Cultural practices such as providing adequate space, maintaining good air circulation, and avoiding overhead watering can help to reduce the risk of pest and disease problems.

If necessary, chemical controls such as insecticides and fungicides can be used, but always follow the label instructions and consider using organic controls whenever possible.

When To Harvest Okra?

Okra is typically ready to harvest 50-60 days after planting. The fruit should be harvested regularly, every 2-3 days, when it is young and tender to encourage continued production. The ideal time to harvest okra is in the morning when the fruit is still cool and the skin is firm. The fruit will quickly become tough and fibrous if left on the plant for too long.

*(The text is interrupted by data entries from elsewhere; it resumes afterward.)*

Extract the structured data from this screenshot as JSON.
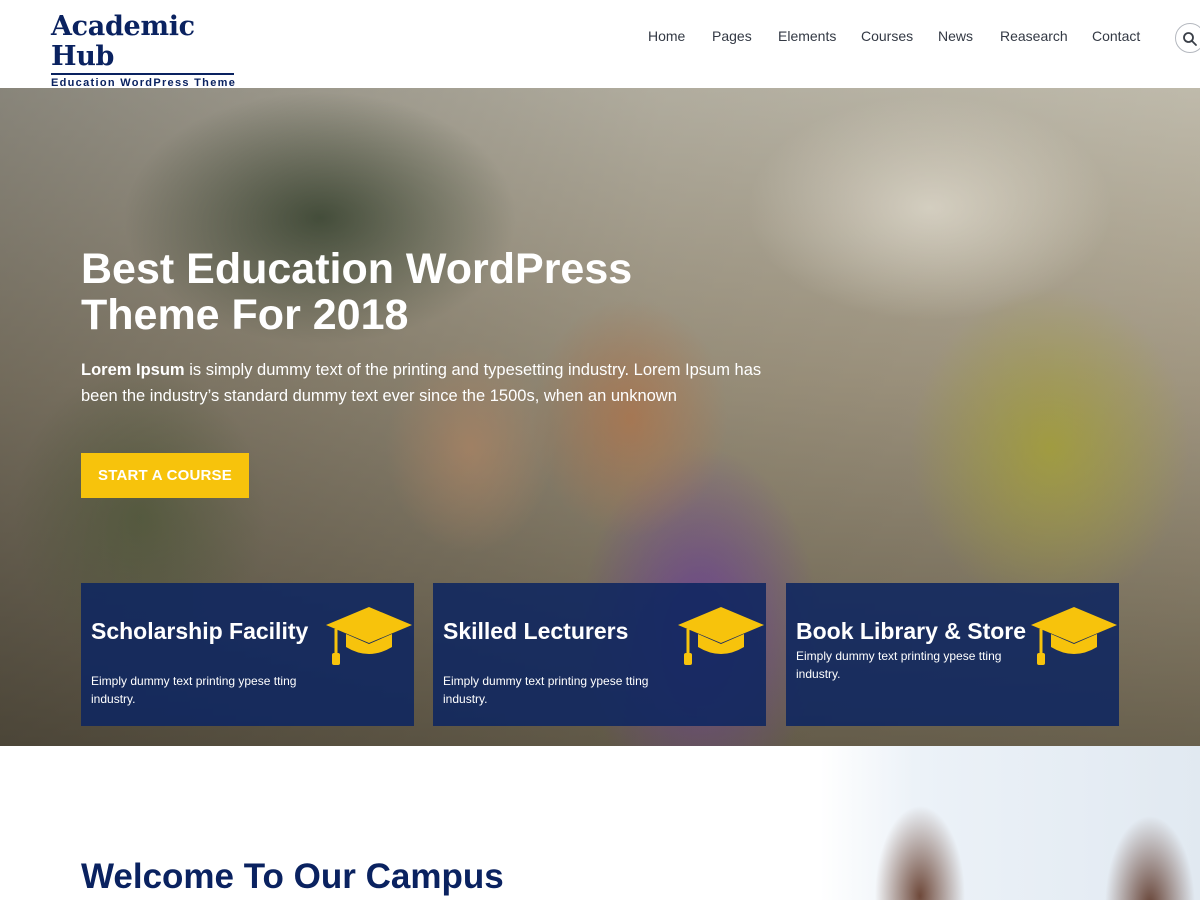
{
  "brand": {
    "title": "Academic Hub",
    "subtitle": "Education WordPress Theme",
    "color": "#0a2260"
  },
  "nav": {
    "items": [
      "Home",
      "Pages",
      "Elements",
      "Courses",
      "News",
      "Reasearch",
      "Contact"
    ]
  },
  "search": {
    "icon": "search-icon"
  },
  "hero": {
    "title": "Best Education WordPress Theme For 2018",
    "text_bold": "Lorem Ipsum",
    "text_rest": " is simply dummy text of the printing and typesetting industry. Lorem Ipsum has been the industry’s standard dummy text ever since the 1500s, when an unknown",
    "cta_label": "START A COURSE",
    "cta_color": "#f7c30c"
  },
  "features": [
    {
      "title": "Scholarship Facility",
      "text": "Eimply dummy text printing ypese tting industry.",
      "icon": "graduation-cap-icon"
    },
    {
      "title": "Skilled Lecturers",
      "text": "Eimply dummy text printing ypese tting industry.",
      "icon": "graduation-cap-icon"
    },
    {
      "title": "Book Library & Store",
      "text": "Eimply dummy text printing ypese tting industry.",
      "icon": "graduation-cap-icon"
    }
  ],
  "welcome": {
    "title": "Welcome To Our Campus"
  }
}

To harvest okra, hold the stem and gently twist or cut the fruit from the plant. Avoid pulling the fruit off, as this can damage the stem and reduce the plant’s ability to produce more fruit. Wear gloves if necessary, as some varieties of okra have spines on the stem and pods that can be irritating to the skin.

After harvesting, handle the okra gently to prevent bruising and damage. Store the fruit in a cool, dry place and use it as soon as possible for the best quality. If necessary, okra can be stored in the refrigerator for a few days, but it will quickly become limp and lose flavor if left for too long.

Recommendation and Final Thoughts

Growing okra is a rewarding experience for home gardeners, especially in warm climates. Okra plants require full sun, well-drained soil, and consistent moisture to grow well. They should be spaced adequately to allow for good air circulation and to prevent overcrowding and should be monitored regularly for pests and diseases. By providing the right growing conditions, harvesting regularly, and taking appropriate steps to prevent pest and disease problems, you can grow a successful okra crop and enjoy the delicious, nutritious fruit that it produces.